Input material.
--- START ---
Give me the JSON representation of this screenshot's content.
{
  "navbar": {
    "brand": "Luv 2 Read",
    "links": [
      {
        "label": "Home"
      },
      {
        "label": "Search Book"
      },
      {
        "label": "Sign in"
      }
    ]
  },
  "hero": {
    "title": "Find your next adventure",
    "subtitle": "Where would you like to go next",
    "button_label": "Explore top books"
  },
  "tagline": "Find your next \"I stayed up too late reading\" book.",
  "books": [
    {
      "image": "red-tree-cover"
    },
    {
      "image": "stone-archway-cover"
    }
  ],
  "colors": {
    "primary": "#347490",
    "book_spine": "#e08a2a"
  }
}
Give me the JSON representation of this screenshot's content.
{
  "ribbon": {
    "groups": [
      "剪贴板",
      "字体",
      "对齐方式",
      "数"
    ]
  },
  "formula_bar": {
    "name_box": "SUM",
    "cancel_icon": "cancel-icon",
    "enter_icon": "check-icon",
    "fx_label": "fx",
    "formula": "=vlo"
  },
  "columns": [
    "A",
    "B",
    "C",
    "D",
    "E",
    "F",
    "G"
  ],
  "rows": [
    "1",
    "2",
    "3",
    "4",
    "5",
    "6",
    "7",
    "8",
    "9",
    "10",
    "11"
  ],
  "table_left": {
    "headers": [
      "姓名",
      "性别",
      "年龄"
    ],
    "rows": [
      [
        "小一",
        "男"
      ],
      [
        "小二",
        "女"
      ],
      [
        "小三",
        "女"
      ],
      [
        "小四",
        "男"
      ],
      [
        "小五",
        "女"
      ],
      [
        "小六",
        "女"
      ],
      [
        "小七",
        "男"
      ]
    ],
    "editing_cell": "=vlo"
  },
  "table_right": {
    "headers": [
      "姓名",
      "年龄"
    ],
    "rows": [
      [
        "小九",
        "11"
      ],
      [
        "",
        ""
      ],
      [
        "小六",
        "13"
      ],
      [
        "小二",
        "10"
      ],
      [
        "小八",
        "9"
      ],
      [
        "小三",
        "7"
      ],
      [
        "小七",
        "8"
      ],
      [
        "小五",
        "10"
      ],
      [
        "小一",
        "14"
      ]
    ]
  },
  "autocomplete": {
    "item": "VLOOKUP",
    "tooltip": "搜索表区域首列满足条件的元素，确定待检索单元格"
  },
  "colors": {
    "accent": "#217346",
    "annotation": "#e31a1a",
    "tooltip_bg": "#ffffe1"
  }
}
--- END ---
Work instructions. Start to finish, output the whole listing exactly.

Result.
Give me the JSON representation of this screenshot's content.
{
  "navbar": {
    "brand": "Luv 2 Read",
    "links": [
      {
        "label": "Home"
      },
      {
        "label": "Search Book"
      },
      {
        "label": "Sign in"
      }
    ]
  },
  "hero": {
    "title": "Find your next adventure",
    "subtitle": "Where would you like to go next",
    "button_label": "Explore top books"
  },
  "tagline": "Find your next \"I stayed up too late reading\" book.",
  "books": [
    {
      "image": "red-tree-cover"
    },
    {
      "image": "stone-archway-cover"
    }
  ],
  "colors": {
    "primary": "#347490",
    "book_spine": "#e08a2a"
  }
}
Give me the JSON representation of this screenshot's content.
{
  "ribbon": {
    "groups": [
      "剪贴板",
      "字体",
      "对齐方式",
      "数"
    ]
  },
  "formula_bar": {
    "name_box": "SUM",
    "cancel_icon": "cancel-icon",
    "enter_icon": "check-icon",
    "fx_label": "fx",
    "formula": "=vlo"
  },
  "columns": [
    "A",
    "B",
    "C",
    "D",
    "E",
    "F",
    "G"
  ],
  "rows": [
    "1",
    "2",
    "3",
    "4",
    "5",
    "6",
    "7",
    "8",
    "9",
    "10",
    "11"
  ],
  "table_left": {
    "headers": [
      "姓名",
      "性别",
      "年龄"
    ],
    "rows": [
      [
        "小一",
        "男"
      ],
      [
        "小二",
        "女"
      ],
      [
        "小三",
        "女"
      ],
      [
        "小四",
        "男"
      ],
      [
        "小五",
        "女"
      ],
      [
        "小六",
        "女"
      ],
      [
        "小七",
        "男"
      ]
    ],
    "editing_cell": "=vlo"
  },
  "table_right": {
    "headers": [
      "姓名",
      "年龄"
    ],
    "rows": [
      [
        "小九",
        "11"
      ],
      [
        "",
        ""
      ],
      [
        "小六",
        "13"
      ],
      [
        "小二",
        "10"
      ],
      [
        "小八",
        "9"
      ],
      [
        "小三",
        "7"
      ],
      [
        "小七",
        "8"
      ],
      [
        "小五",
        "10"
      ],
      [
        "小一",
        "14"
      ]
    ]
  },
  "autocomplete": {
    "item": "VLOOKUP",
    "tooltip": "搜索表区域首列满足条件的元素，确定待检索单元格"
  },
  "colors": {
    "accent": "#217346",
    "annotation": "#e31a1a",
    "tooltip_bg": "#ffffe1"
  }
}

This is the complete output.